LISTED ENTRIES: Begin

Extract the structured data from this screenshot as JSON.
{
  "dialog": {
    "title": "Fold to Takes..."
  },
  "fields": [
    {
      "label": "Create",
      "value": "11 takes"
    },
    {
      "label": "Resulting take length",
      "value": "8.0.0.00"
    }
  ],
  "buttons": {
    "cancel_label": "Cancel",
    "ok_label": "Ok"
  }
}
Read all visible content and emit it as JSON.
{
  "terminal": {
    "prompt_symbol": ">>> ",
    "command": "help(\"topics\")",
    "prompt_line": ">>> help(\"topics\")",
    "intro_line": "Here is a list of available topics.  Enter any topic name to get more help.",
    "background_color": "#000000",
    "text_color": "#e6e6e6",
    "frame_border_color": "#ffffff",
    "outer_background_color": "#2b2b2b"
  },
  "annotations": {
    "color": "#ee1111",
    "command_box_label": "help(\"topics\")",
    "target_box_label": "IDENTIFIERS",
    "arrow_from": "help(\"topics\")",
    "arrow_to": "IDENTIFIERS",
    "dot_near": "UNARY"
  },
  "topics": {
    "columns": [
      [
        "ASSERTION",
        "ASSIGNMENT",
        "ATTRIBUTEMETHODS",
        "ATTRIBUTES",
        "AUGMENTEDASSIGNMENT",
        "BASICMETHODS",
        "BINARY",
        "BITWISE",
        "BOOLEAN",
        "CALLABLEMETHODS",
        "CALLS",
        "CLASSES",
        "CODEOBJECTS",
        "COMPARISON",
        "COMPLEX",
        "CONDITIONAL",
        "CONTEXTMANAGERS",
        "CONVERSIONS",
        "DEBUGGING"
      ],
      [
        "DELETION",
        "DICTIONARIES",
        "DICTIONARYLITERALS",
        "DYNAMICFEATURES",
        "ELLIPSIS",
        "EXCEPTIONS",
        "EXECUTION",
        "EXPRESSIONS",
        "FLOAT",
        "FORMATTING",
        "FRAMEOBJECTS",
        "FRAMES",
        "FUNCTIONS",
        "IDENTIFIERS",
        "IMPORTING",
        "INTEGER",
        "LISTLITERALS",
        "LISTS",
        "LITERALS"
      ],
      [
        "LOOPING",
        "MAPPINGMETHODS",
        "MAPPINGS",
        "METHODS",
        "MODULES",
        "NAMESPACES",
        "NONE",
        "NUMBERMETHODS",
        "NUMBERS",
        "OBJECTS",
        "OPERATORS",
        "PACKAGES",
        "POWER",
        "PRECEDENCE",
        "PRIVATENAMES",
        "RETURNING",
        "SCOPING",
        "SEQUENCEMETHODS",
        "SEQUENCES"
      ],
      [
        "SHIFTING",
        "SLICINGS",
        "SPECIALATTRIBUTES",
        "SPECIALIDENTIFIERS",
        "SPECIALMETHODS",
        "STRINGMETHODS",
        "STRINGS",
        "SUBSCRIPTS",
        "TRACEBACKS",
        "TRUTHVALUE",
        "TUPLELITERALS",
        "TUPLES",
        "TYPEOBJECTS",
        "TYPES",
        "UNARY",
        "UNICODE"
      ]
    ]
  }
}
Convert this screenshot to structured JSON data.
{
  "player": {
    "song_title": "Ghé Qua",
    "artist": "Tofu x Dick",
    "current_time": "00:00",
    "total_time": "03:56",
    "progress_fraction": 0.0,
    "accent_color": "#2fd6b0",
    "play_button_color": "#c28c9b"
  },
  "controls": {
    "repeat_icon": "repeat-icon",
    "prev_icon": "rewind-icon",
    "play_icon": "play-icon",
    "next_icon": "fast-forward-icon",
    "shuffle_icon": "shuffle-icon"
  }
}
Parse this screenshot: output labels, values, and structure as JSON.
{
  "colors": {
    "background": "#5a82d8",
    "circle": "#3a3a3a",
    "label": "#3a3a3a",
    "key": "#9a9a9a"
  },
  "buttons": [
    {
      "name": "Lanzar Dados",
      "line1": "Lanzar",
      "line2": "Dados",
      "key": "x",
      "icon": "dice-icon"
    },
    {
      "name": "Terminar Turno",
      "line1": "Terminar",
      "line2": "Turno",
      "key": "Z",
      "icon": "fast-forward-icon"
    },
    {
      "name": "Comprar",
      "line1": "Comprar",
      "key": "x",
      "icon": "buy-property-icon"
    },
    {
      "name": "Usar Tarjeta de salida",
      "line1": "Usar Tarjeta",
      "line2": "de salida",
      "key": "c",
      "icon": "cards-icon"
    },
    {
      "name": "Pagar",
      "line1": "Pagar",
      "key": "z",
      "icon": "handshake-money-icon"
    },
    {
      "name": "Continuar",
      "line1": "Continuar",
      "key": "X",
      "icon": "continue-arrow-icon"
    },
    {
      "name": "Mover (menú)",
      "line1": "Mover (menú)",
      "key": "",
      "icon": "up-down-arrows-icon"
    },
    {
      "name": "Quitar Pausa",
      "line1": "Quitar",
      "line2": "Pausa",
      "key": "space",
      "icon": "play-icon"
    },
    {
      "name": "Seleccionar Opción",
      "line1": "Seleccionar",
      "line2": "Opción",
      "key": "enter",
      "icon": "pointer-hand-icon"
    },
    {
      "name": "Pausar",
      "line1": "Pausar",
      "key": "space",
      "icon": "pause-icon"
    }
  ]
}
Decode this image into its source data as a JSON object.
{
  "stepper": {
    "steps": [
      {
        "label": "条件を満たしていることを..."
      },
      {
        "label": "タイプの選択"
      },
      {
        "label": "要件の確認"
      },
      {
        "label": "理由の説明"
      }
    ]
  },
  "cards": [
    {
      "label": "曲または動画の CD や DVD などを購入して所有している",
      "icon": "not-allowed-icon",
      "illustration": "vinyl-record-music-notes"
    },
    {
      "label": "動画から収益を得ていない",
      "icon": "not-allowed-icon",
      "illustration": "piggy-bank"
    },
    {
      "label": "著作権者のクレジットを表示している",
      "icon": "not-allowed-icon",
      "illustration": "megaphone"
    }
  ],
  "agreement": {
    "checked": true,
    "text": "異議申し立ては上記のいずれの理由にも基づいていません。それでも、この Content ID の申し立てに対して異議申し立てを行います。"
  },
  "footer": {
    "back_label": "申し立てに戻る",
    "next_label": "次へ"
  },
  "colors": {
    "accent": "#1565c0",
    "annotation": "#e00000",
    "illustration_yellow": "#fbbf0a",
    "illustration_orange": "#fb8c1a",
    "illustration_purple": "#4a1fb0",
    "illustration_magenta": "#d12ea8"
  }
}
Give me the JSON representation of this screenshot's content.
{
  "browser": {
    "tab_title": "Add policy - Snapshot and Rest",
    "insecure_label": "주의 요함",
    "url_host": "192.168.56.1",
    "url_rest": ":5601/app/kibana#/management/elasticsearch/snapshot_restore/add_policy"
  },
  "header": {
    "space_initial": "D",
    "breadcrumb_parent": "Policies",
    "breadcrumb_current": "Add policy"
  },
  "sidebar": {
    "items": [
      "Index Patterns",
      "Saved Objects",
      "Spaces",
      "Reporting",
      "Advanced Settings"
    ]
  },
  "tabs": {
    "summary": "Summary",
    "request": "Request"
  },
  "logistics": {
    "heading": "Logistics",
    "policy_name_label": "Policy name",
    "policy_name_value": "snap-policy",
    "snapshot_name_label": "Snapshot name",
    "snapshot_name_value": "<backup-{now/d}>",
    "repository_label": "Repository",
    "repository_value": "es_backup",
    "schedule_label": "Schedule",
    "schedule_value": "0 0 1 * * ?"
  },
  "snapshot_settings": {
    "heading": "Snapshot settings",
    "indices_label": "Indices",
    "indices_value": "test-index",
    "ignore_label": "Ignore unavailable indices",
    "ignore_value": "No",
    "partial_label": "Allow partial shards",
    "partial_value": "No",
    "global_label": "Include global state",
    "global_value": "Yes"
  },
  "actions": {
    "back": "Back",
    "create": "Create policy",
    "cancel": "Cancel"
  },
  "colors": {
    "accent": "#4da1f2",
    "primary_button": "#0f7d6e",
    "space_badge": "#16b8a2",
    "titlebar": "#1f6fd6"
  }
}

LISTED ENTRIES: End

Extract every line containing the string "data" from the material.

• _SOLUTION TO THE EXERCISE_
Extract the structured data from this screenshot as JSON.
Convert this screenshot to structured JSON data.
Decode this image into its source data as a JSON object.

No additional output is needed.